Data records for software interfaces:

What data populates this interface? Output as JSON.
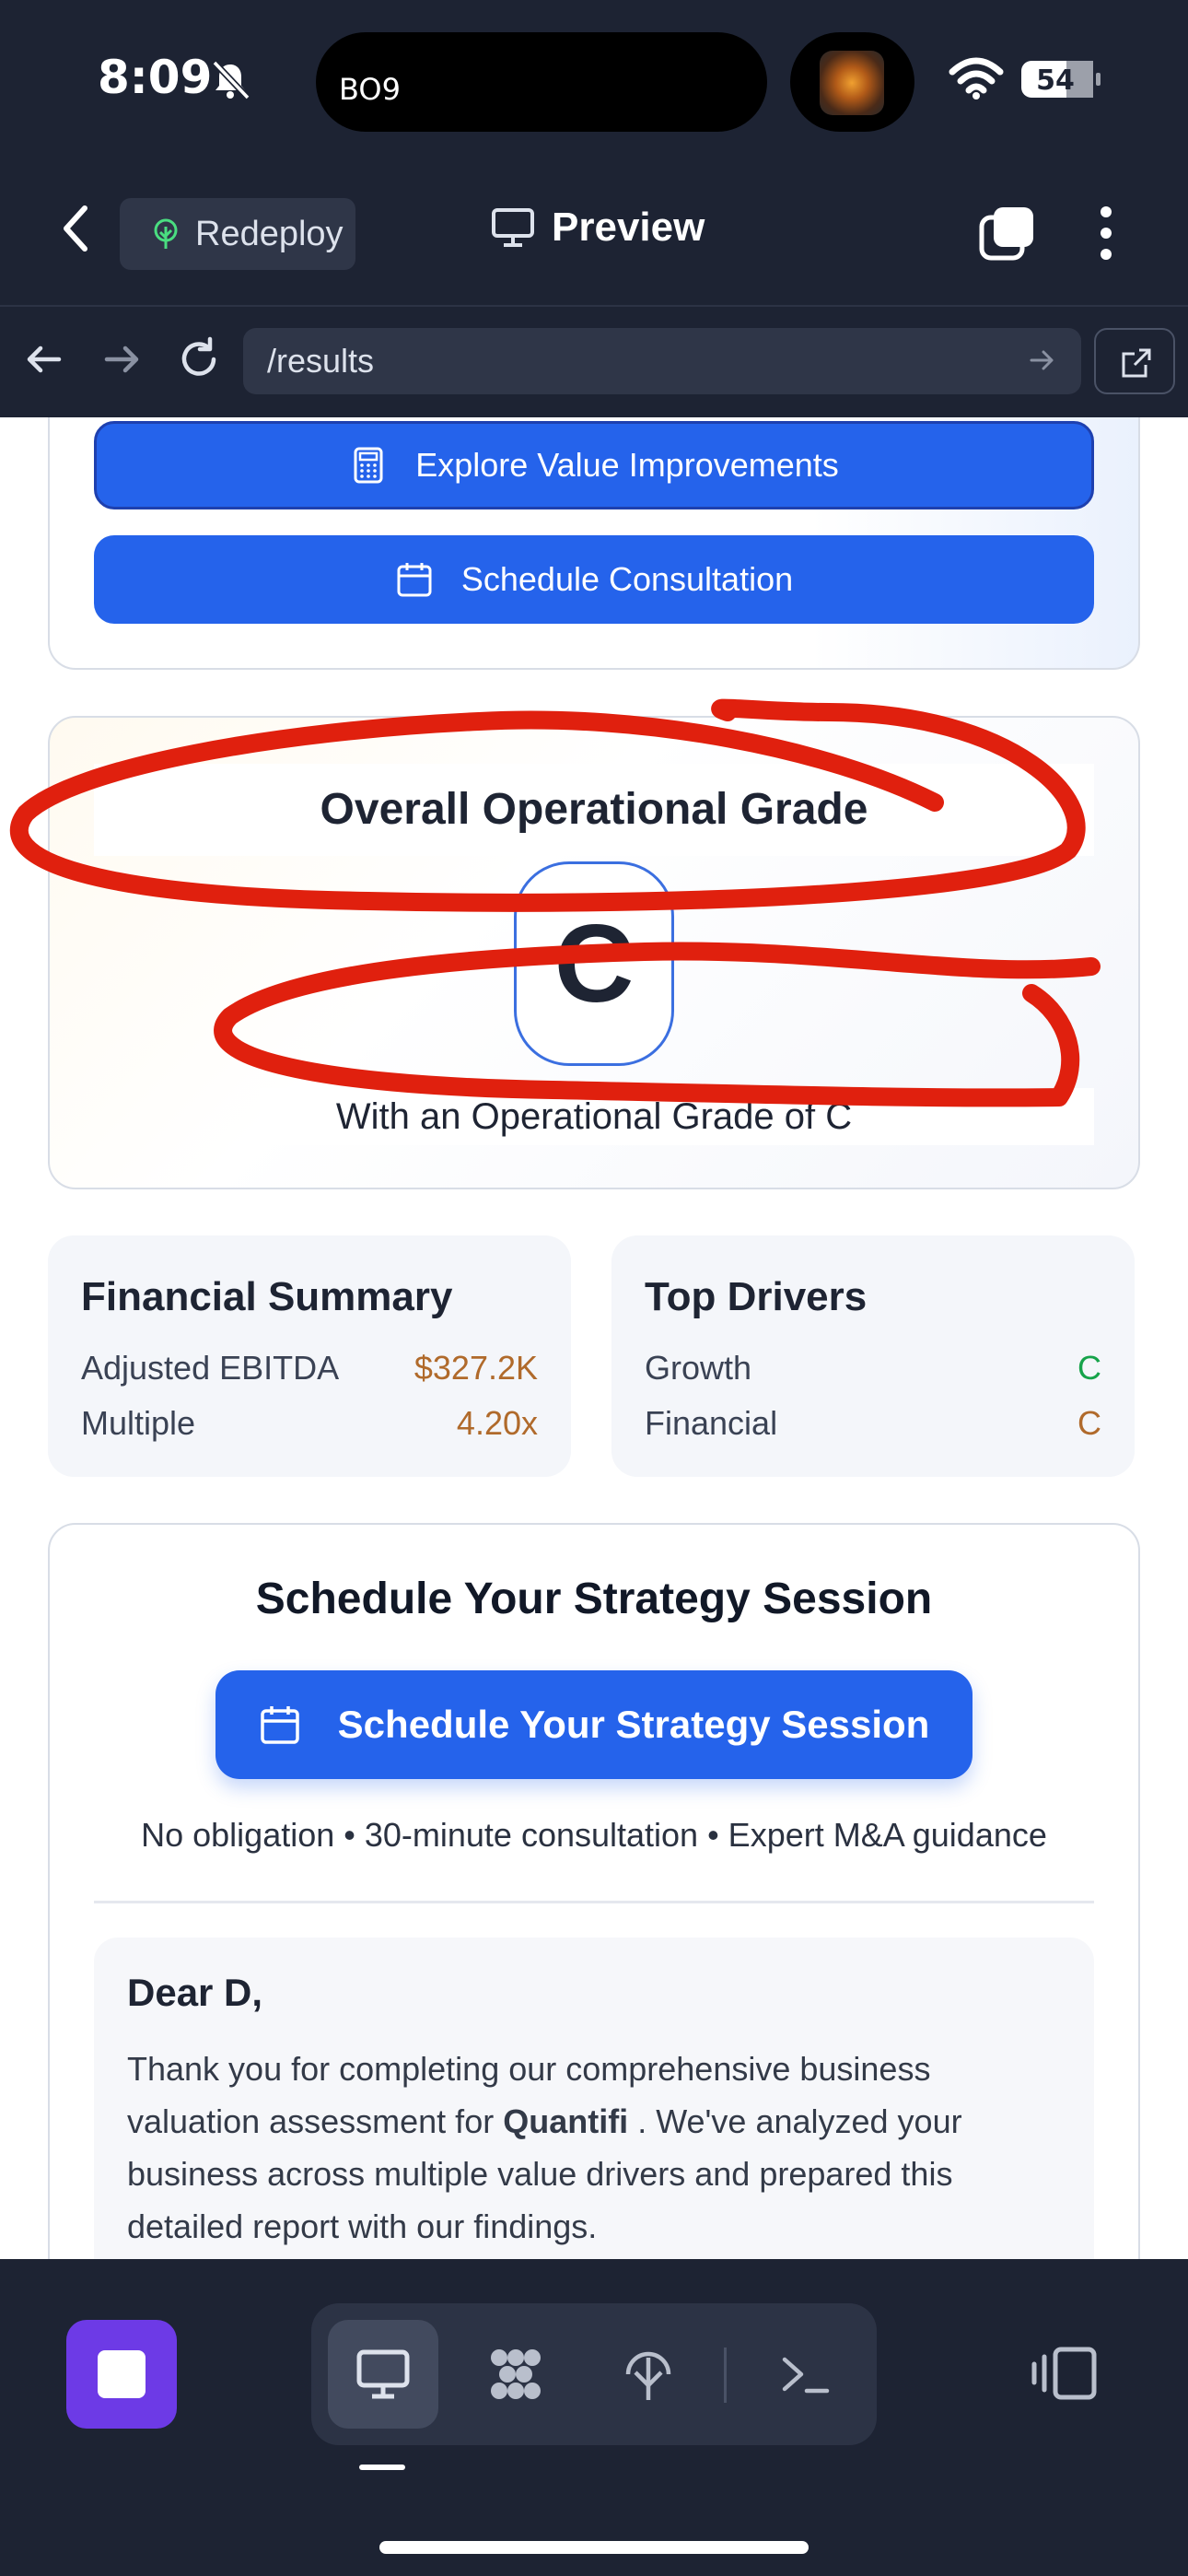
{
  "status_bar": {
    "time": "8:09",
    "island_label": "BO9",
    "battery": "54"
  },
  "app_nav": {
    "redeploy_label": "Redeploy",
    "title": "Preview"
  },
  "browser": {
    "url": "/results"
  },
  "actions": {
    "explore_label": "Explore Value Improvements",
    "schedule_label": "Schedule Consultation"
  },
  "grade_card": {
    "title": "Overall Operational Grade",
    "grade": "C",
    "subtitle": "With an Operational Grade of C"
  },
  "financial_summary": {
    "title": "Financial Summary",
    "rows": [
      {
        "label": "Adjusted EBITDA",
        "value": "$327.2K"
      },
      {
        "label": "Multiple",
        "value": "4.20x"
      }
    ]
  },
  "top_drivers": {
    "title": "Top Drivers",
    "rows": [
      {
        "label": "Growth",
        "value": "C",
        "color": "#16a34a"
      },
      {
        "label": "Financial",
        "value": "C",
        "color": "#b06a2b"
      }
    ]
  },
  "strategy": {
    "title": "Schedule Your Strategy Session",
    "button_label": "Schedule Your Strategy Session",
    "note": "No obligation • 30-minute consultation • Expert M&A guidance"
  },
  "letter": {
    "greeting": "Dear D,",
    "body_pre": "Thank you for completing our comprehensive business valuation assessment for ",
    "company": "Quantifi",
    "body_post": " . We've analyzed your business across multiple value drivers and prepared this detailed report with our findings."
  },
  "annotation_color": "#e0200e",
  "accent_color": "#2563eb"
}
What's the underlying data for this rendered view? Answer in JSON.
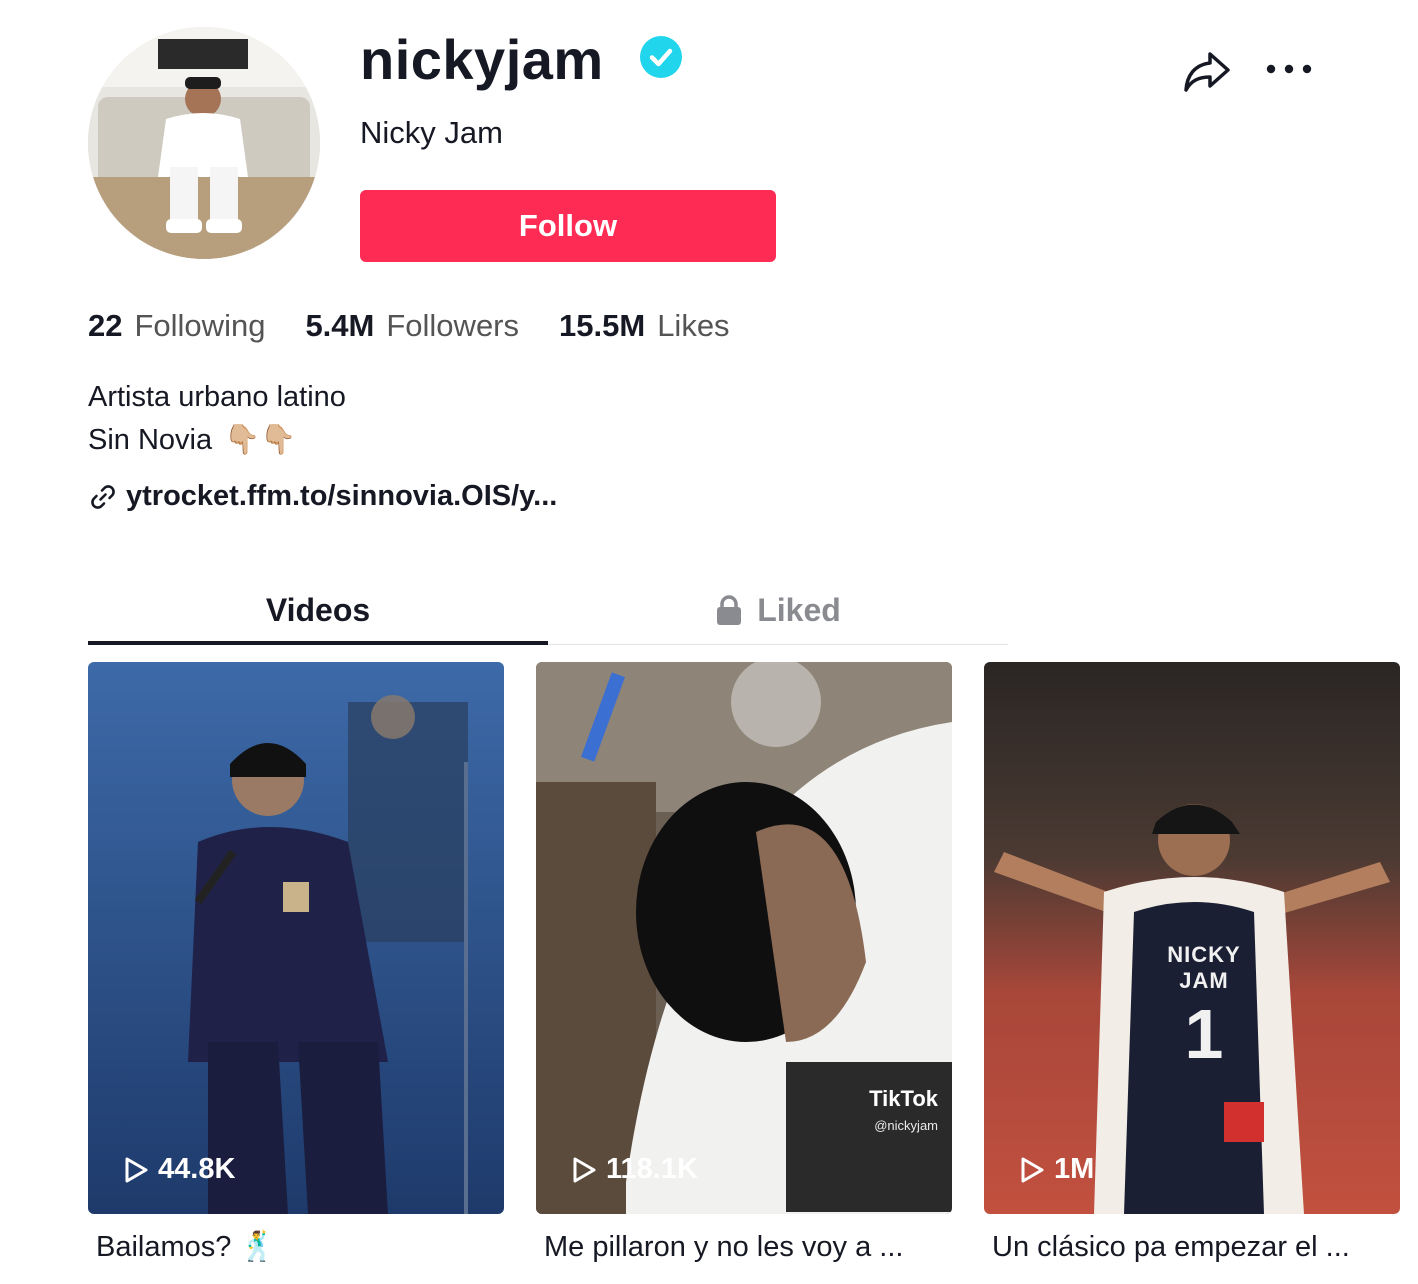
{
  "profile": {
    "username": "nickyjam",
    "display_name": "Nicky Jam",
    "follow_label": "Follow",
    "verified": true
  },
  "stats": [
    {
      "value": "22",
      "label": "Following"
    },
    {
      "value": "5.4M",
      "label": "Followers"
    },
    {
      "value": "15.5M",
      "label": "Likes"
    }
  ],
  "bio": {
    "line1": "Artista urbano latino",
    "line2": "Sin Novia",
    "emoji": "👇🏼👇🏼"
  },
  "link": {
    "text": "ytrocket.ffm.to/sinnovia.OIS/y..."
  },
  "tabs": {
    "videos": "Videos",
    "liked": "Liked"
  },
  "videos": [
    {
      "views": "44.8K",
      "caption": "Bailamos? 🕺"
    },
    {
      "views": "118.1K",
      "caption": "Me pillaron y no les voy a ...",
      "watermark_brand": "TikTok",
      "watermark_handle": "@nickyjam"
    },
    {
      "views": "1M",
      "caption": "Un clásico pa empezar el ...",
      "jersey_name": "NICKY JAM",
      "jersey_number": "1"
    }
  ],
  "colors": {
    "accent": "#fe2c55",
    "verified": "#20d5ec",
    "text": "#161823",
    "muted": "#8a8b91"
  },
  "icons": [
    "verified-badge-icon",
    "share-icon",
    "more-icon",
    "link-icon",
    "lock-icon",
    "play-icon"
  ]
}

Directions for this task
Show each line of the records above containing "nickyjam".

Answer space
    "username": "nickyjam",
      "watermark_handle": "@nickyjam"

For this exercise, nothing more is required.